I think a whole lot more folks also have skin/nerves sensitive enough to tell the difference. If not, I doubt paint manufactures, who know a lot more about it than you or I, would recommend the method. They have already used the instruments and mathematics and chemistry and whatever else to study the variety of phenomena their paints exhibit.

Do you know of another technique that is easier, reliable for 100% of the population, and less expensive? I'd be glad to hear it, even put it into use. Until then I won't comment on any more of your posts to this thread. You have your opinion about the information I presented and you're welcome to it. But, please, don't poke the things you don't like just because you don't like them. (They might poke back :lol: :lol: )

R/Mike

Davkin
06-11-2015, 04:28 PM
Set of piece of wood and a piece of metal on your desk. Let them sit there a while to be sure they assume room temperature. Now touch each one.
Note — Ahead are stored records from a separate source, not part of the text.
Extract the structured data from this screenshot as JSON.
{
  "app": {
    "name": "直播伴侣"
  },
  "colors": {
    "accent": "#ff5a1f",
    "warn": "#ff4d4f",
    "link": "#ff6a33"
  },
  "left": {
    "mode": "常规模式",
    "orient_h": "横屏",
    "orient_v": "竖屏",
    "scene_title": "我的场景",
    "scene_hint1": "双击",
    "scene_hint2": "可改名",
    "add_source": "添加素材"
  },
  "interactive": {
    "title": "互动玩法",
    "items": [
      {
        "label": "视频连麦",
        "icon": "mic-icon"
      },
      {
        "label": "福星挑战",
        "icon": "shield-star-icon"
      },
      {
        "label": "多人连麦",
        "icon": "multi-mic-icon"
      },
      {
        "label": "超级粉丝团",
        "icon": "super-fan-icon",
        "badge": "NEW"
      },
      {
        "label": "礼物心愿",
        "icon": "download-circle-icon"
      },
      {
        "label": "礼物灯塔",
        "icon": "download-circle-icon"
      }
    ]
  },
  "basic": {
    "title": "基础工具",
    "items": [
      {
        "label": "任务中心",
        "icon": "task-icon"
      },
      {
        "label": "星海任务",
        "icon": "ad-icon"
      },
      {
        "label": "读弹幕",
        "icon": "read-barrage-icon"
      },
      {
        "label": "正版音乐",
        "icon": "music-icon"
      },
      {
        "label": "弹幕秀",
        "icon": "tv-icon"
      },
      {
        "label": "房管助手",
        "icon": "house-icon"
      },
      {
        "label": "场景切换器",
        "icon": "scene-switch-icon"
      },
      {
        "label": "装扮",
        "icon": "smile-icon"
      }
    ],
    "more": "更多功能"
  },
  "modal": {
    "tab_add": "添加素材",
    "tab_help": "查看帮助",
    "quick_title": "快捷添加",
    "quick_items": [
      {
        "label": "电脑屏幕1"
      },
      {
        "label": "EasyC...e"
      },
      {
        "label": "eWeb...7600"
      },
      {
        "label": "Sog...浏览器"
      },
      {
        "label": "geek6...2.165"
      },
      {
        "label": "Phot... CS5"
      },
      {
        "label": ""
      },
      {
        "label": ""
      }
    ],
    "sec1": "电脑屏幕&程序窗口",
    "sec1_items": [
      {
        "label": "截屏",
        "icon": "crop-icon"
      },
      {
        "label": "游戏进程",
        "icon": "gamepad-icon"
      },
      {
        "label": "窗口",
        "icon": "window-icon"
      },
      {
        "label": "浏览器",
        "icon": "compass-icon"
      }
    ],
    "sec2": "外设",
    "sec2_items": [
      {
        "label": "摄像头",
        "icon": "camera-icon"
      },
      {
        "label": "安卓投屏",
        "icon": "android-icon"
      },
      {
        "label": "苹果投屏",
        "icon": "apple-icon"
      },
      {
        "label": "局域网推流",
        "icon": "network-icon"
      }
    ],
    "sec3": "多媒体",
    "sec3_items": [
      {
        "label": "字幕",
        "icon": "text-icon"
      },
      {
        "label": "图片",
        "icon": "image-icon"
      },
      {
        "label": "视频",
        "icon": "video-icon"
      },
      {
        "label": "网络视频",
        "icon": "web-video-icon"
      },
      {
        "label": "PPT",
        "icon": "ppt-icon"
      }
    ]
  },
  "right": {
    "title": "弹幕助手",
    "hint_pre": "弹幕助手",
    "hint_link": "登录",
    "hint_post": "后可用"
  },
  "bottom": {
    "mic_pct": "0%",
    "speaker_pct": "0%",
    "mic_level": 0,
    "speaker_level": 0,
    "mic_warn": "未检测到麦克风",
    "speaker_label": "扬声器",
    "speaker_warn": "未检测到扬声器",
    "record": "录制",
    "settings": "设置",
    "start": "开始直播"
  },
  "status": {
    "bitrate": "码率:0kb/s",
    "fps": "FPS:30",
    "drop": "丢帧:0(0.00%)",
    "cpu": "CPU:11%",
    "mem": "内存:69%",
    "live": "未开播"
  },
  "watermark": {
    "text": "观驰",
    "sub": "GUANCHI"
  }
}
The metal will always feel cooler than the wood even though they are the same exact temperature. (I'll let you look up why that is) This is just one example of many how our senses fool us all the time.

It doesn't matter how inexpensive or accessible a method for measurement is if it's unreliable.

Mike L
06-12-2015, 10:19 PM
I know I said I wouldn't respond, but comparing wood and metal to acrylic paint is beyond the pale. That is not the topic of the thread. Stop for just a minute and think - Take a minute to read Golden's technical recommendation on the issue of determining when a painting has cured. Please. You've been offered the link several times. Or don't - that's OK.

If you disagree with the people that know more than I do on it, that's OK. If you disagree with the people that know more than you do about it, that's OK, too. If you don't want to use the method the professionals recommend, that's OK, too. What ever you do with the information is quite alright. You won't be arrested and your AARP membership won't be rescinded. (I hope :lol: )

I'm not a scientist, but during 21 years in the US Navy I was a marine propulsion engineer and specialized in gas turbine (jet engine) propulsion for surface ships. I know quite a bit about heat, heat transfer, and engineering principles. In short, I'm fairly well trained and experienced so I can recognize theories that are sensible as well as ideas that are meaningless.

So, yes, I already know why different materials seem (and sometimes actually do) exhibit different behaviors in the same environment.

I am unsubscribing from my own thread, so feel free to have the last word.

R/Mike